(DATA LISTING Opens)

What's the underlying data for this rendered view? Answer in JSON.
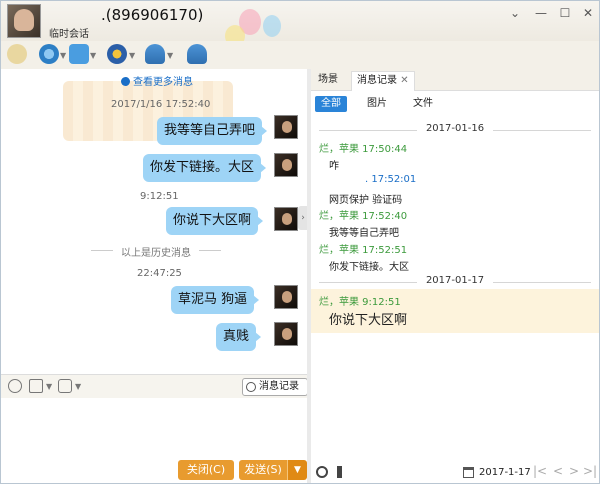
{
  "window": {
    "contact_name": ".(896906170)",
    "subtitle": "临时会话",
    "controls": [
      "⌄",
      "—",
      "☐",
      "✕"
    ]
  },
  "chat": {
    "view_more": "查看更多消息",
    "history_divider": "以上是历史消息",
    "messages": [
      {
        "time": "2017/1/16 17:52:40",
        "text": "我等等自己弄吧"
      },
      {
        "time": "",
        "text": "你发下链接。大区"
      },
      {
        "time": "9:12:51",
        "text": "你说下大区啊"
      },
      {
        "time": "22:47:25",
        "text": "草泥马  狗逼"
      },
      {
        "time": "",
        "text": "真贱"
      }
    ]
  },
  "input_toolbar": {
    "history_button": "消息记录"
  },
  "buttons": {
    "close": "关闭(C)",
    "send": "发送(S)",
    "send_dropdown": "▼"
  },
  "right_panel": {
    "tabs": [
      "场景",
      "消息记录"
    ],
    "tab_close": "✕",
    "filters": [
      "全部",
      "图片",
      "文件"
    ],
    "date1": "2017-01-16",
    "date2": "2017-01-17",
    "records": [
      {
        "meta": "烂，苹果 17:50:44",
        "text": "咋",
        "color": "green"
      },
      {
        "meta": ". 17:52:01",
        "text": "网页保护 验证码",
        "color": "blue"
      },
      {
        "meta": "烂，苹果 17:52:40",
        "text": "我等等自己弄吧",
        "color": "green"
      },
      {
        "meta": "烂，苹果 17:52:51",
        "text": "你发下链接。大区",
        "color": "green"
      },
      {
        "meta": "烂，苹果 9:12:51",
        "text": "你说下大区啊",
        "color": "green"
      }
    ],
    "footer_date": "2017-1-17",
    "nav": [
      "|<",
      "<",
      ">",
      ">|"
    ]
  },
  "colors": {
    "bubble": "#9ed4f6",
    "accent_orange": "#e89b2f",
    "accent_blue": "#2a84d8",
    "meta_green": "#3c9a3c"
  }
}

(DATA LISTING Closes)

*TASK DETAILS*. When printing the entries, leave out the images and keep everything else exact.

*SOLUTION TO THIS TASK*.
What's the underlying data for this rendered view? Answer in JSON.
{
  "window": {
    "contact_name": ".(896906170)",
    "subtitle": "临时会话",
    "controls": [
      "⌄",
      "—",
      "☐",
      "✕"
    ]
  },
  "chat": {
    "view_more": "查看更多消息",
    "history_divider": "以上是历史消息",
    "messages": [
      {
        "time": "2017/1/16 17:52:40",
        "text": "我等等自己弄吧"
      },
      {
        "time": "",
        "text": "你发下链接。大区"
      },
      {
        "time": "9:12:51",
        "text": "你说下大区啊"
      },
      {
        "time": "22:47:25",
        "text": "草泥马  狗逼"
      },
      {
        "time": "",
        "text": "真贱"
      }
    ]
  },
  "input_toolbar": {
    "history_button": "消息记录"
  },
  "buttons": {
    "close": "关闭(C)",
    "send": "发送(S)",
    "send_dropdown": "▼"
  },
  "right_panel": {
    "tabs": [
      "场景",
      "消息记录"
    ],
    "tab_close": "✕",
    "filters": [
      "全部",
      "图片",
      "文件"
    ],
    "date1": "2017-01-16",
    "date2": "2017-01-17",
    "records": [
      {
        "meta": "烂，苹果 17:50:44",
        "text": "咋",
        "color": "green"
      },
      {
        "meta": ". 17:52:01",
        "text": "网页保护 验证码",
        "color": "blue"
      },
      {
        "meta": "烂，苹果 17:52:40",
        "text": "我等等自己弄吧",
        "color": "green"
      },
      {
        "meta": "烂，苹果 17:52:51",
        "text": "你发下链接。大区",
        "color": "green"
      },
      {
        "meta": "烂，苹果 9:12:51",
        "text": "你说下大区啊",
        "color": "green"
      }
    ],
    "footer_date": "2017-1-17",
    "nav": [
      "|<",
      "<",
      ">",
      ">|"
    ]
  },
  "colors": {
    "bubble": "#9ed4f6",
    "accent_orange": "#e89b2f",
    "accent_blue": "#2a84d8",
    "meta_green": "#3c9a3c"
  }
}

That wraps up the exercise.